Happy House: wall, floor, ceiling, 2013. © Conen Sigl Architekten
A drawing made in retrospect is the opposite of a sketch made at the beginning of the design process, which is an incomplete kind of searching for a way to order and compose the constitutive elements. This kind of ‘drawing made afterwards’ is much more about bringing all the principal ideas and responses that now already exist into a drawing that represents a resolution. It is a synthesis, and like a poem it reduces or condenses the new reality of the project and describes it all at once very precisely.
At the same time, it is also a very personal interpretation or reading, and although the drawing is of a project that is already resolved, it is still the product of a subjective choice. It can be about a space, for example, or focus on a figure or explore the idea of proportion. What is certain is that the drawing is also trying to maintain and communicate the atmosphere of the project, which means that the arrangement and ordering of elements like colour and furniture, for example, is important.
Maison de Verre, Pierre Chareau, Julia Schultes and Anna Wülleitner, 2016. © Conen Sigl Architekten
House under High Voltage Line, Shinohara Kazuo, Maximilian Seibold and Emanuel Etzersdorfer, 2016. © Conen Sigl Architekten
Although the drawings made in our architectural practice are made after the building has become a fact, we have found the intention a useful one to explore with our students at the University of Munich, who are still only imagining their projects. The purpose of the drawings is to demonstrate the main ideas of the project, and in the students’ drawings they must also make apparent their project’s references within architectural culture.
Fliederstrasse: walls and columns, 2015. © Conen Sigl Architekten
Within our practice the production of these drawings give us a way to think and talk about our own work. It is also about the pleasure of producing something beautiful, joyful and witty – and not just for architects, because it is not necessary to be able to read a plan in order to see and enjoy it. The drawings are something between a sketch, a photograph, a model and a plan – similar perhaps to the old maps of cities and territories, which show the relationship between things without any intention of being realistic. They are more like a mind map.
– Maria Conen, Conen Sigl Architekten

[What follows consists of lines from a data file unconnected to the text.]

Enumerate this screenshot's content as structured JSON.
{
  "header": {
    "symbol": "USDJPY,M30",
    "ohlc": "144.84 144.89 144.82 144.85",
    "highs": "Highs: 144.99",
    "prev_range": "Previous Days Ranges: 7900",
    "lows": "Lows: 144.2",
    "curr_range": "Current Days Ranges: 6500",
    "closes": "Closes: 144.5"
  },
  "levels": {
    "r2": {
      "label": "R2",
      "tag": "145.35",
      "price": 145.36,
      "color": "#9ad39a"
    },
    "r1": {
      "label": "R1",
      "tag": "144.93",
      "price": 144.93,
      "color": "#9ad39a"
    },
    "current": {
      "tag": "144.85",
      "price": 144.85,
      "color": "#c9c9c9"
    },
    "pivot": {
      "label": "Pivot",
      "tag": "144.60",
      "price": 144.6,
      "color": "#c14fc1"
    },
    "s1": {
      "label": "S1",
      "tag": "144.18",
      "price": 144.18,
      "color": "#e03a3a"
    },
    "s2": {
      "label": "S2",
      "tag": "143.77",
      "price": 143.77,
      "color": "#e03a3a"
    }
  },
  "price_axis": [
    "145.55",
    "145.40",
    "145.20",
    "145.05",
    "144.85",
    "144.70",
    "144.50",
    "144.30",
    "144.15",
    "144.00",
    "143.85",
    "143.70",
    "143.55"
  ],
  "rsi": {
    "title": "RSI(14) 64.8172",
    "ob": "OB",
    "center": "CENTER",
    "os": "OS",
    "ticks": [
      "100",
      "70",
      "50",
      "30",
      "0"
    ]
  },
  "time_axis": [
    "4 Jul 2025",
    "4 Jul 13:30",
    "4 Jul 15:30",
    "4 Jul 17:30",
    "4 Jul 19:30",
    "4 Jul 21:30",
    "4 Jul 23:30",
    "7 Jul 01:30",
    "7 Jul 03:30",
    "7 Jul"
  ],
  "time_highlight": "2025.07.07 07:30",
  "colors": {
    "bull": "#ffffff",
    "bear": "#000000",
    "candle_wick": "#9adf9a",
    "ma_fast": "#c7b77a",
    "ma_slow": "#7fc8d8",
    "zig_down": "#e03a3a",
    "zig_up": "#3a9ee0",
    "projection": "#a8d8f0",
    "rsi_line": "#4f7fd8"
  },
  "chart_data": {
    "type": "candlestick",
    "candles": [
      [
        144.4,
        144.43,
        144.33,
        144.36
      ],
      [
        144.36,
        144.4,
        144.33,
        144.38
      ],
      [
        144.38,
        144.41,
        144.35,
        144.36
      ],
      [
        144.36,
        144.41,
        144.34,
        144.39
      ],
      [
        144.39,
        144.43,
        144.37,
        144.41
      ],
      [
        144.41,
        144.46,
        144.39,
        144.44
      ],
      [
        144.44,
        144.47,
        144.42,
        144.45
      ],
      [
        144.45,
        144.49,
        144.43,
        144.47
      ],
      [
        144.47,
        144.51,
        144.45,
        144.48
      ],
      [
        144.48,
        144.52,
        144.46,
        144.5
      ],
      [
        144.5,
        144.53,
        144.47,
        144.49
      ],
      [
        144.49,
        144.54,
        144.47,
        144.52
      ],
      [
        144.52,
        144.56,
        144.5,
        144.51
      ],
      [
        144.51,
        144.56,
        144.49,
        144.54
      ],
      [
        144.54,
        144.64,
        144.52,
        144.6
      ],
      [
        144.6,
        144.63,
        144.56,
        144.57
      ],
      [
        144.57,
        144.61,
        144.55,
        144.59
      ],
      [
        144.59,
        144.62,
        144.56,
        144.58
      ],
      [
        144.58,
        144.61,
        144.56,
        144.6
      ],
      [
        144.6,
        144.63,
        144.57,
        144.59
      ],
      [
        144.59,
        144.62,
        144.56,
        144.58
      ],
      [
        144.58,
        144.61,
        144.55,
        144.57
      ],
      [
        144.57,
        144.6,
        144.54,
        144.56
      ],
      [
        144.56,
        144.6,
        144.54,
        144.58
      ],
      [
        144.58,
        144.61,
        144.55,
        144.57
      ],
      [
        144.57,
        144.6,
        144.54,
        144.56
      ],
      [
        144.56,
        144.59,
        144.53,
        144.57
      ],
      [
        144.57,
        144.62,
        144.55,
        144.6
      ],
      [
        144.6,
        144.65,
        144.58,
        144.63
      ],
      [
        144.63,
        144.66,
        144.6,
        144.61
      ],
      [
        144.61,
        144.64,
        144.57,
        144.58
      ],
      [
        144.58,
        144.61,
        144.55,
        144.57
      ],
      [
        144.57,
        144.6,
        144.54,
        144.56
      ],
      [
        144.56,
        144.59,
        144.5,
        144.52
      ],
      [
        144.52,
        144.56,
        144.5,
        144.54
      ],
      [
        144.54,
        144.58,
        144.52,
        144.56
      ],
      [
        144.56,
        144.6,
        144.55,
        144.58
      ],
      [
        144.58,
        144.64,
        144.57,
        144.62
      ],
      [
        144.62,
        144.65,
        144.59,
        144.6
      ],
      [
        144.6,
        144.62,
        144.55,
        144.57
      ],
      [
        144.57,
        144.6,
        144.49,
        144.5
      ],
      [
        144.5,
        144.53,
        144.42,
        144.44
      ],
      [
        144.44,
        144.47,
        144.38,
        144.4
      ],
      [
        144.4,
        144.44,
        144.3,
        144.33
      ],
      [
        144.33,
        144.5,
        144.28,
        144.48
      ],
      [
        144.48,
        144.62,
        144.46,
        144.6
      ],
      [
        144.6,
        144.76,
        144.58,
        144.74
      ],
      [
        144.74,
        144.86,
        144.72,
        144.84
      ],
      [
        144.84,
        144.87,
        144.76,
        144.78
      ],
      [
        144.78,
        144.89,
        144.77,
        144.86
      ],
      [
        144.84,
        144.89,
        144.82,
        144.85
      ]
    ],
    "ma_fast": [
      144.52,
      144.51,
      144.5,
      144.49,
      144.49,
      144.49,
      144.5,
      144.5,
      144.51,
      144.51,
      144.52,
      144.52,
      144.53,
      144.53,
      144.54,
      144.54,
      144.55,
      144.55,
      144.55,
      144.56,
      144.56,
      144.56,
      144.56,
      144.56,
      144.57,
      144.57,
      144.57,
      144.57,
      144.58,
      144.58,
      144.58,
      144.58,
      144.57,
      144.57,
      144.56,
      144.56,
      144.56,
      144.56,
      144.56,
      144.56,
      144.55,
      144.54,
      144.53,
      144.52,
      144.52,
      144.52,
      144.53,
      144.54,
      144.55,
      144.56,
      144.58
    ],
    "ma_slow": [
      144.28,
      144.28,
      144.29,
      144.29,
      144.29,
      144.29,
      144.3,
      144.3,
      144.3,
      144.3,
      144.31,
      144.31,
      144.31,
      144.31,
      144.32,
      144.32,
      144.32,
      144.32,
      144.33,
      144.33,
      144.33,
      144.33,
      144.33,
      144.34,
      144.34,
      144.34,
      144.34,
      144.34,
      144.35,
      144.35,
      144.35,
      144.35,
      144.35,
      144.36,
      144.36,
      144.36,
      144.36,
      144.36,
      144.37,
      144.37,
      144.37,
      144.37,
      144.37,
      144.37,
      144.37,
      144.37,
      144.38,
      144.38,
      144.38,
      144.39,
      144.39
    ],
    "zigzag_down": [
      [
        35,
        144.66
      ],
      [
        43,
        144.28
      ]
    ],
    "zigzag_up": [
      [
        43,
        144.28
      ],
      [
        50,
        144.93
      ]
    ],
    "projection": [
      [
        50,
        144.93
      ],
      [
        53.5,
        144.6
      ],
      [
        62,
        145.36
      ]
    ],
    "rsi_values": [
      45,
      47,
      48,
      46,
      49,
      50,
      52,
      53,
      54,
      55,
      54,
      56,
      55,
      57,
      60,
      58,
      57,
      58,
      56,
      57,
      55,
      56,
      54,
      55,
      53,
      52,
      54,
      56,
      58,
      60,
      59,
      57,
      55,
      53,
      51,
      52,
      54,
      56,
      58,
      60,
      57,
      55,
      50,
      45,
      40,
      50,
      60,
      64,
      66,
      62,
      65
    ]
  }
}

On another drawing produced after the project, in a kind of redemptive act, Niall McLaughin's Alzheimer's Centre; on another drawing, simply because it is green and a column, Jan de Vylder; and on the post-war use of perspectival or axonometric section in James Gowan's Isle of Wight House, similar to that shown here, Laurent Stalder.